**Assignment:**
Provide only the number of lines in the following data that contain "heading".

**Recorded information:**
▽

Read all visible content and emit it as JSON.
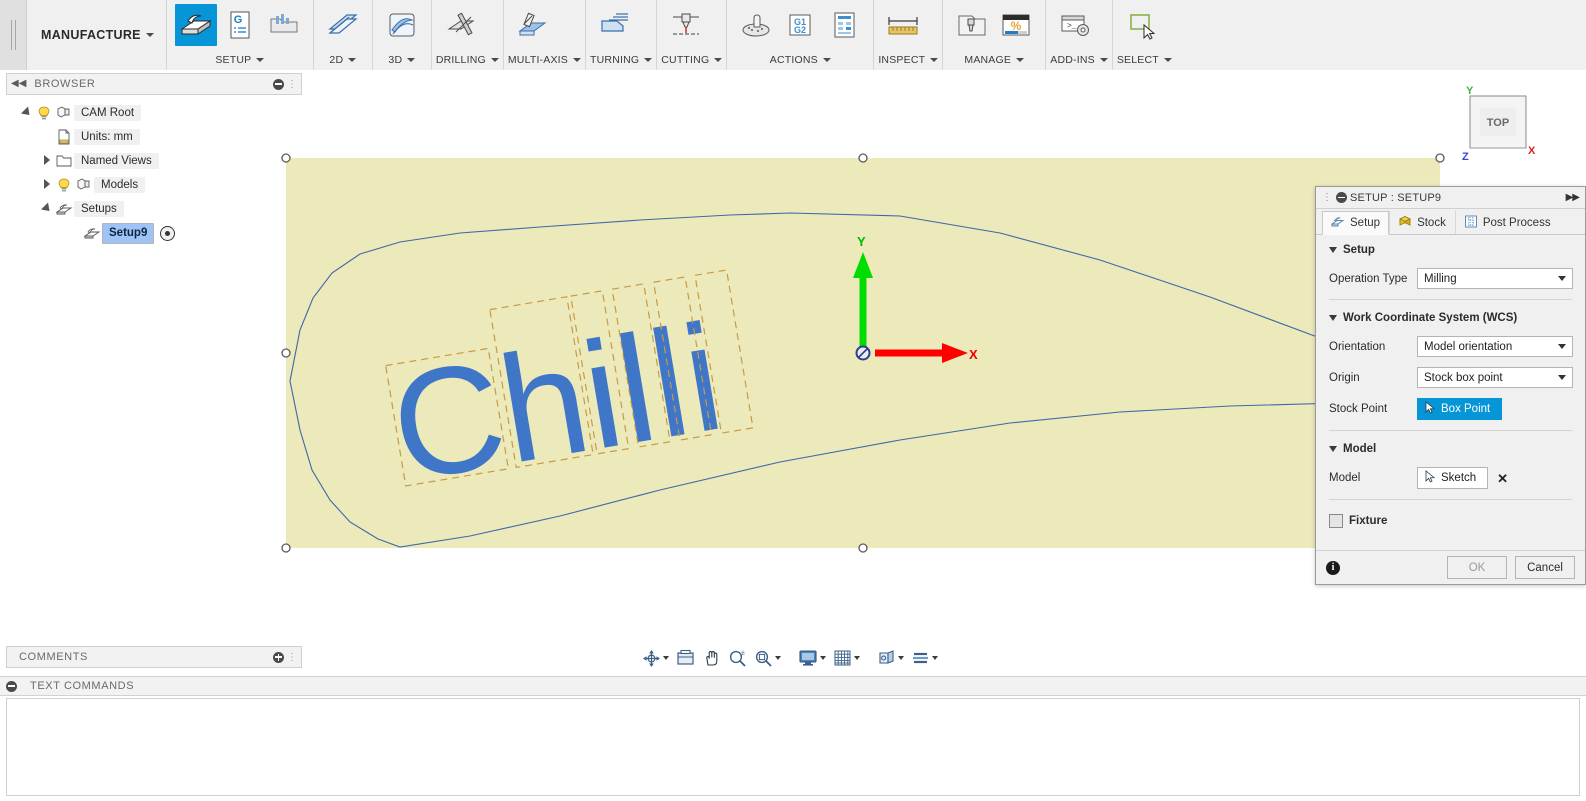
{
  "ribbon": {
    "workspace": "MANUFACTURE",
    "groups": [
      {
        "title": "SETUP",
        "icons": [
          "setup-icon",
          "generate-nc-icon",
          "folder-setup-icon"
        ]
      },
      {
        "title": "2D",
        "icons": [
          "2d-milling-icon"
        ]
      },
      {
        "title": "3D",
        "icons": [
          "3d-milling-icon"
        ]
      },
      {
        "title": "DRILLING",
        "icons": [
          "drilling-icon"
        ]
      },
      {
        "title": "MULTI-AXIS",
        "icons": [
          "multi-axis-icon"
        ]
      },
      {
        "title": "TURNING",
        "icons": [
          "turning-icon"
        ]
      },
      {
        "title": "CUTTING",
        "icons": [
          "cutting-icon"
        ]
      },
      {
        "title": "ACTIONS",
        "icons": [
          "simulate-icon",
          "g-code-icon",
          "setup-sheet-icon"
        ]
      },
      {
        "title": "INSPECT",
        "icons": [
          "measure-icon"
        ]
      },
      {
        "title": "MANAGE",
        "icons": [
          "tool-library-icon",
          "machining-time-icon"
        ]
      },
      {
        "title": "ADD-INS",
        "icons": [
          "scripts-addins-icon"
        ]
      },
      {
        "title": "SELECT",
        "icons": [
          "select-icon"
        ]
      }
    ]
  },
  "browser": {
    "title": "BROWSER",
    "collapse_icon": "collapse-left-icon",
    "minimize_icon": "minus-circle-icon",
    "tree": [
      {
        "label": "CAM Root",
        "indent": 0,
        "twisty": "expanded",
        "icons": [
          "lightbulb-icon",
          "body-icon"
        ],
        "selected": false
      },
      {
        "label": "Units: mm",
        "indent": 1,
        "twisty": "none",
        "icons": [
          "document-ruler-icon"
        ],
        "selected": false
      },
      {
        "label": "Named Views",
        "indent": 1,
        "twisty": "collapsed",
        "icons": [
          "folder-icon"
        ],
        "selected": false
      },
      {
        "label": "Models",
        "indent": 1,
        "twisty": "collapsed",
        "icons": [
          "lightbulb-icon",
          "body-icon"
        ],
        "selected": false
      },
      {
        "label": "Setups",
        "indent": 1,
        "twisty": "expanded",
        "icons": [
          "setup-icon"
        ],
        "selected": false
      },
      {
        "label": "Setup9",
        "indent": 2,
        "twisty": "none",
        "icons": [
          "setup-icon"
        ],
        "selected": true,
        "radio": true
      }
    ]
  },
  "viewcube": {
    "face_label": "TOP",
    "axis_x": "X",
    "axis_y": "Y",
    "axis_z": "Z",
    "color_x": "#e02020",
    "color_y": "#3cb44b",
    "color_z": "#4141d8"
  },
  "canvas": {
    "stock_fill": "#ece9ba",
    "model_outline": "#3f68a8",
    "sketch_text": "Chilli",
    "sketch_fill": "#3f76c8",
    "sketch_box_stroke": "#c89b46",
    "wcs": {
      "x_label": "X",
      "y_label": "Y",
      "x_color": "#ff0000",
      "y_color": "#00dd00",
      "origin_icon": "wcs-origin-icon"
    },
    "handles": 6
  },
  "comments": {
    "title": "COMMENTS",
    "add_icon": "plus-circle-icon"
  },
  "text_commands": {
    "title": "TEXT COMMANDS",
    "minimize_icon": "minus-circle-icon",
    "content": ""
  },
  "navbar": {
    "items": [
      {
        "name": "orbit-icon",
        "caret": true
      },
      {
        "name": "look-at-icon",
        "caret": false
      },
      {
        "name": "pan-icon",
        "caret": false
      },
      {
        "name": "zoom-icon",
        "caret": false
      },
      {
        "name": "zoom-window-icon",
        "caret": true
      },
      {
        "name": "display-settings-icon",
        "caret": true
      },
      {
        "name": "grid-snaps-icon",
        "caret": true
      },
      {
        "name": "viewports-icon",
        "caret": true
      },
      {
        "name": "layout-grid-icon",
        "caret": true
      }
    ]
  },
  "dialog": {
    "title": "SETUP : SETUP9",
    "minimize_icon": "minus-circle-icon",
    "expand_icon": "double-chevron-right-icon",
    "tabs": [
      {
        "label": "Setup",
        "icon": "setup-tab-icon",
        "active": true
      },
      {
        "label": "Stock",
        "icon": "stock-cube-icon",
        "active": false
      },
      {
        "label": "Post Process",
        "icon": "post-process-icon",
        "active": false
      }
    ],
    "sections": {
      "setup": {
        "heading": "Setup",
        "operation_type": {
          "label": "Operation Type",
          "value": "Milling"
        }
      },
      "wcs": {
        "heading": "Work Coordinate System (WCS)",
        "orientation": {
          "label": "Orientation",
          "value": "Model orientation"
        },
        "origin": {
          "label": "Origin",
          "value": "Stock box point"
        },
        "stock_point": {
          "label": "Stock Point",
          "button": "Box Point",
          "icon": "cursor-icon"
        }
      },
      "model": {
        "heading": "Model",
        "model": {
          "label": "Model",
          "button": "Sketch",
          "icon": "cursor-icon",
          "clear": "✕"
        }
      },
      "fixture": {
        "heading": "Fixture",
        "checked": false
      }
    },
    "footer": {
      "info_icon": "info-icon",
      "info_glyph": "i",
      "ok": "OK",
      "cancel": "Cancel"
    },
    "accent_color": "#0696d7"
  }
}
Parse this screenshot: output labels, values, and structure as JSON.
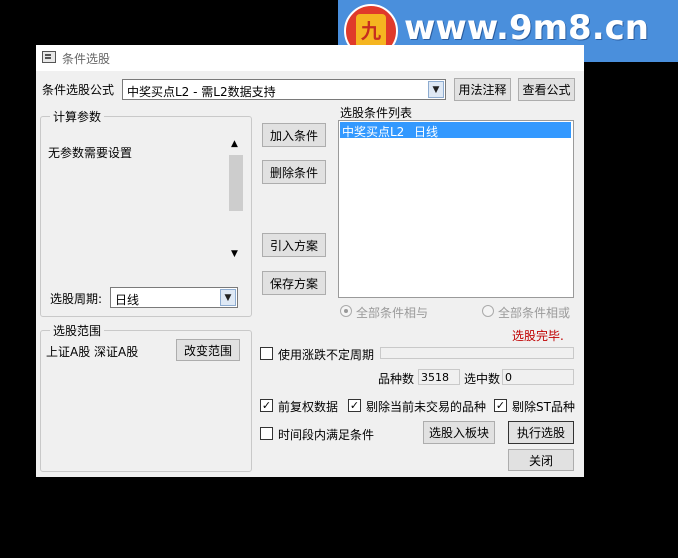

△

**Solution:**
4